● Exercise goal
All entries must be repeated exactly. No picture should appear in the result.

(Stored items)
◆ ◆ ◆ ◆ ◆

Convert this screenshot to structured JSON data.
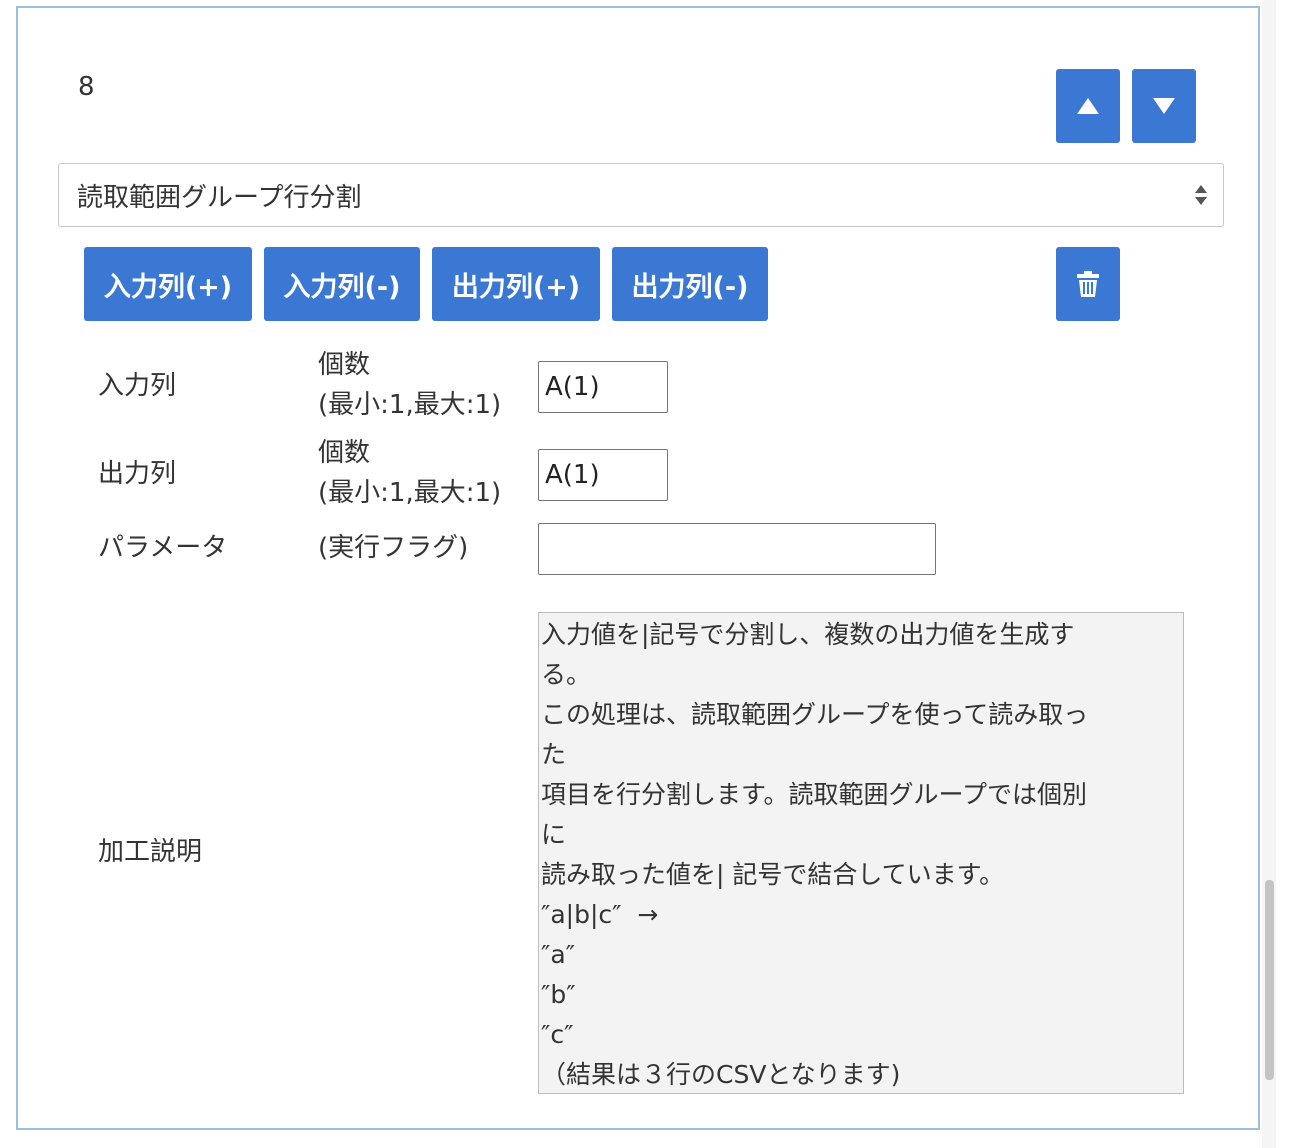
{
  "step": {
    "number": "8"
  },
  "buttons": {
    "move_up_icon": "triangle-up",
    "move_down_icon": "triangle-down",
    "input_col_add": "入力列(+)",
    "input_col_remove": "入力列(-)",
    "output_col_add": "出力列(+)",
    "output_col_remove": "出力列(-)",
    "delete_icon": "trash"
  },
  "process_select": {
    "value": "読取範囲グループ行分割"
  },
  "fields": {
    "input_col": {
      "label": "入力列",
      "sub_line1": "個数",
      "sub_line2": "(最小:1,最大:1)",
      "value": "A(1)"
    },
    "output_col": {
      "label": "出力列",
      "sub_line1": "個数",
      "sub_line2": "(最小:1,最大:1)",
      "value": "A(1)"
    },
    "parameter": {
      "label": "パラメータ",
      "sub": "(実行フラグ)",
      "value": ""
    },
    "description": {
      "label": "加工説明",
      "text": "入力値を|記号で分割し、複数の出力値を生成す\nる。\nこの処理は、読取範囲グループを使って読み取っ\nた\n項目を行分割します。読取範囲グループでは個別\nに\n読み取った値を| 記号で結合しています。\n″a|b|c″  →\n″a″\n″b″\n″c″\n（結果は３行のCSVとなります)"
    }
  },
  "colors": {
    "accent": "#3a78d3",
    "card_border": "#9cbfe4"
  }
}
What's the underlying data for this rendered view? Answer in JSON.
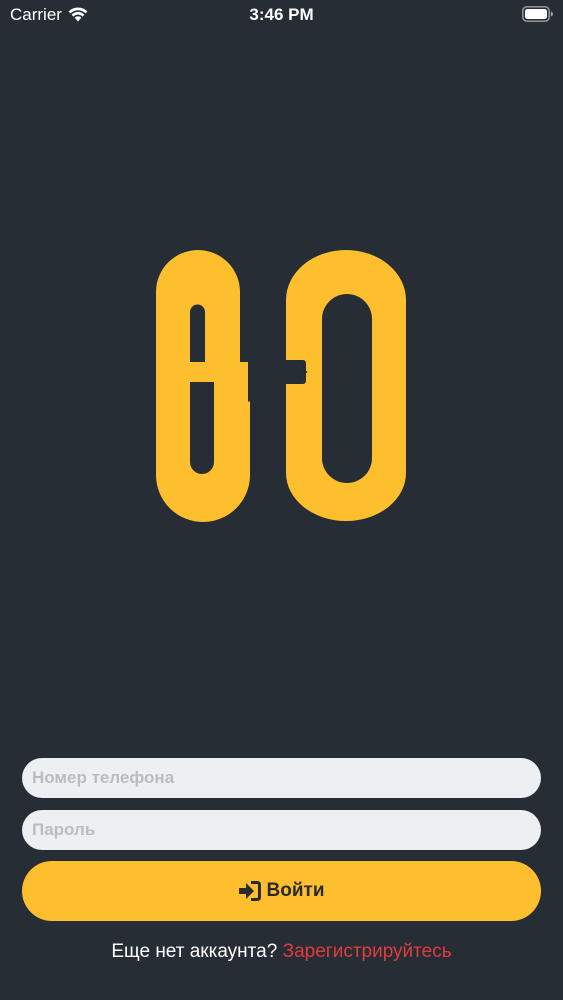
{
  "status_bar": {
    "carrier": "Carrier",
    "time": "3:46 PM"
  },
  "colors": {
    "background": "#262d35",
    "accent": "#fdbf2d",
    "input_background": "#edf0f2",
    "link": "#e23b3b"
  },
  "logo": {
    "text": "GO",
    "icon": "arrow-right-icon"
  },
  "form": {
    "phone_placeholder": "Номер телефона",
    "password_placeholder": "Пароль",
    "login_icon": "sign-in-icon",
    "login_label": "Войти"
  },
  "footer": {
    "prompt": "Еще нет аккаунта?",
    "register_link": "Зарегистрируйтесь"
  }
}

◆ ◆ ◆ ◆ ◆

● Output of the task
Convert this screenshot to structured JSON data.
{
  "step": {
    "number": "8"
  },
  "buttons": {
    "move_up_icon": "triangle-up",
    "move_down_icon": "triangle-down",
    "input_col_add": "入力列(+)",
    "input_col_remove": "入力列(-)",
    "output_col_add": "出力列(+)",
    "output_col_remove": "出力列(-)",
    "delete_icon": "trash"
  },
  "process_select": {
    "value": "読取範囲グループ行分割"
  },
  "fields": {
    "input_col": {
      "label": "入力列",
      "sub_line1": "個数",
      "sub_line2": "(最小:1,最大:1)",
      "value": "A(1)"
    },
    "output_col": {
      "label": "出力列",
      "sub_line1": "個数",
      "sub_line2": "(最小:1,最大:1)",
      "value": "A(1)"
    },
    "parameter": {
      "label": "パラメータ",
      "sub": "(実行フラグ)",
      "value": ""
    },
    "description": {
      "label": "加工説明",
      "text": "入力値を|記号で分割し、複数の出力値を生成す\nる。\nこの処理は、読取範囲グループを使って読み取っ\nた\n項目を行分割します。読取範囲グループでは個別\nに\n読み取った値を| 記号で結合しています。\n″a|b|c″  →\n″a″\n″b″\n″c″\n（結果は３行のCSVとなります)"
    }
  },
  "colors": {
    "accent": "#3a78d3",
    "card_border": "#9cbfe4"
  }
}
What's the underlying data for this rendered view? Answer in JSON.
{
  "status_bar": {
    "carrier": "Carrier",
    "time": "3:46 PM"
  },
  "colors": {
    "background": "#262d35",
    "accent": "#fdbf2d",
    "input_background": "#edf0f2",
    "link": "#e23b3b"
  },
  "logo": {
    "text": "GO",
    "icon": "arrow-right-icon"
  },
  "form": {
    "phone_placeholder": "Номер телефона",
    "password_placeholder": "Пароль",
    "login_icon": "sign-in-icon",
    "login_label": "Войти"
  },
  "footer": {
    "prompt": "Еще нет аккаунта?",
    "register_link": "Зарегистрируйтесь"
  }
}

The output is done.